RECORD SET: Begin

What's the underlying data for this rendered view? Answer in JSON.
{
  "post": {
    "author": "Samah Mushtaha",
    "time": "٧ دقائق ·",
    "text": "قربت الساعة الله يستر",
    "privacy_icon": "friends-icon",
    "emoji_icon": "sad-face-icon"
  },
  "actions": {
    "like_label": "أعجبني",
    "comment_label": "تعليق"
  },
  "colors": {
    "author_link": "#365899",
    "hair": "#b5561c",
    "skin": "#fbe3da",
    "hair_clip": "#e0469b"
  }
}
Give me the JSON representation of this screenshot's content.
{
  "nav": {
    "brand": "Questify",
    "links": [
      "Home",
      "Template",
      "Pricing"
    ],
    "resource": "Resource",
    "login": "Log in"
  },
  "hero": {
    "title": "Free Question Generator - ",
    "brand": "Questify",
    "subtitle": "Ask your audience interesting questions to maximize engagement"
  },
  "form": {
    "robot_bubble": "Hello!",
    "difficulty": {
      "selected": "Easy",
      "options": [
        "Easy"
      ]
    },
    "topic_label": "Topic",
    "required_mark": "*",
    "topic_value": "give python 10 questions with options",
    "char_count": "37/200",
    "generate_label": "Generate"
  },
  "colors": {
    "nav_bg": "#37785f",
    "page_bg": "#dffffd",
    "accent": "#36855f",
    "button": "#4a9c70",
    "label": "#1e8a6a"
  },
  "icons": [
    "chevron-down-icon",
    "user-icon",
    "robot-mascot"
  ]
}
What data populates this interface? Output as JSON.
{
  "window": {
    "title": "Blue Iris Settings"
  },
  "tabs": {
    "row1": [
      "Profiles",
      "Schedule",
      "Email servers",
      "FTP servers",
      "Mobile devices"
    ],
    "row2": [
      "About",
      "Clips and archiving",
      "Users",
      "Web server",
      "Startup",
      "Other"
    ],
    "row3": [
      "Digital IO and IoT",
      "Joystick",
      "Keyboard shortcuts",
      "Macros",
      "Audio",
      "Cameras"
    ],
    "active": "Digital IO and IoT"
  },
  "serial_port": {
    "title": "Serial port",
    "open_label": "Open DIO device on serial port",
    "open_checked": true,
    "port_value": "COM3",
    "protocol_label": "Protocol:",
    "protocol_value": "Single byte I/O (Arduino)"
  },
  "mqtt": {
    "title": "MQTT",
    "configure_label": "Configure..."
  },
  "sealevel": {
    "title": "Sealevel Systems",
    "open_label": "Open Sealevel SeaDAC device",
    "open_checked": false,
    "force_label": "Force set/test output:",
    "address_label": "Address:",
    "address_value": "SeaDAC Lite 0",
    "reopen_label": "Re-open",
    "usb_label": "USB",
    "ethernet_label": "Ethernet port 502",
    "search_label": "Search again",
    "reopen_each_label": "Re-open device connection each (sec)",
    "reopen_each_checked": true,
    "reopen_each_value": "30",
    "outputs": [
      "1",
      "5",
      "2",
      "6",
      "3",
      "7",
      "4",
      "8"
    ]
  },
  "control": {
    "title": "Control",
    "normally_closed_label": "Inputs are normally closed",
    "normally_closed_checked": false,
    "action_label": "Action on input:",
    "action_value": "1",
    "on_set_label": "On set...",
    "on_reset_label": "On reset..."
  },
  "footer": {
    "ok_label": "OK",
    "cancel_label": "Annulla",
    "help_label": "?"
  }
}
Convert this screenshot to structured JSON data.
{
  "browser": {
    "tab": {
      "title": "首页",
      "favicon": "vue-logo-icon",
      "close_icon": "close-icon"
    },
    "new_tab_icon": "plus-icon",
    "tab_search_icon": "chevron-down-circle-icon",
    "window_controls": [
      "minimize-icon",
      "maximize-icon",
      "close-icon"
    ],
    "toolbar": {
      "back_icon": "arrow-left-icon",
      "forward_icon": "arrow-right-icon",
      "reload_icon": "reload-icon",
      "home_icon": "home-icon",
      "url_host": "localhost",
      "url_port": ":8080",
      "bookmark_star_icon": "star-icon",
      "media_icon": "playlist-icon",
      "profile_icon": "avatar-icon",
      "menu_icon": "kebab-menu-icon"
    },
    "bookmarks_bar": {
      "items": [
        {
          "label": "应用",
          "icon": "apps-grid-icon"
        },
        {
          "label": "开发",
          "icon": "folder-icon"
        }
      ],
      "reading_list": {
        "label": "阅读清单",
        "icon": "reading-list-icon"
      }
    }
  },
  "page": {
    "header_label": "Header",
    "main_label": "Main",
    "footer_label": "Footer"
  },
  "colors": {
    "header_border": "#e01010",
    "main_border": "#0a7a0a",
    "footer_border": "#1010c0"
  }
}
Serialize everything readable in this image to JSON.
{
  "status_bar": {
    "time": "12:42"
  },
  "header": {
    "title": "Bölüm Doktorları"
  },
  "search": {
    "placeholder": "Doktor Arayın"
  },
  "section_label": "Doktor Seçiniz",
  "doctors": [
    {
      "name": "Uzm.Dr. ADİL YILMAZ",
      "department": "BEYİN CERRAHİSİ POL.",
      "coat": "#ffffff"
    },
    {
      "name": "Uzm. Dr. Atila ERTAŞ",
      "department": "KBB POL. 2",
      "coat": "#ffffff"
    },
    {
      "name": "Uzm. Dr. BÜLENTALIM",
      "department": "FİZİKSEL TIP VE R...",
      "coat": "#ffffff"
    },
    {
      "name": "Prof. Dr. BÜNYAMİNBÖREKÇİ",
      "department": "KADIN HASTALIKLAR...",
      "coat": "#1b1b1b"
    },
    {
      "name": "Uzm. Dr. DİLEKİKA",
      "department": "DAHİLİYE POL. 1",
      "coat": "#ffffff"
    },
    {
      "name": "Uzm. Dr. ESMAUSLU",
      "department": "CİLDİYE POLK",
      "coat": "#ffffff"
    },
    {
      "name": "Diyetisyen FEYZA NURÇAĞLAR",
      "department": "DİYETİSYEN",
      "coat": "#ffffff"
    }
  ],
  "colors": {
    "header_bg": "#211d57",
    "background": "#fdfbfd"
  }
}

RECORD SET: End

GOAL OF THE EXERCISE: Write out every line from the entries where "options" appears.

PROBLEM SOLUTION:
      "options": [
    "topic_value": "give python 10 questions with options",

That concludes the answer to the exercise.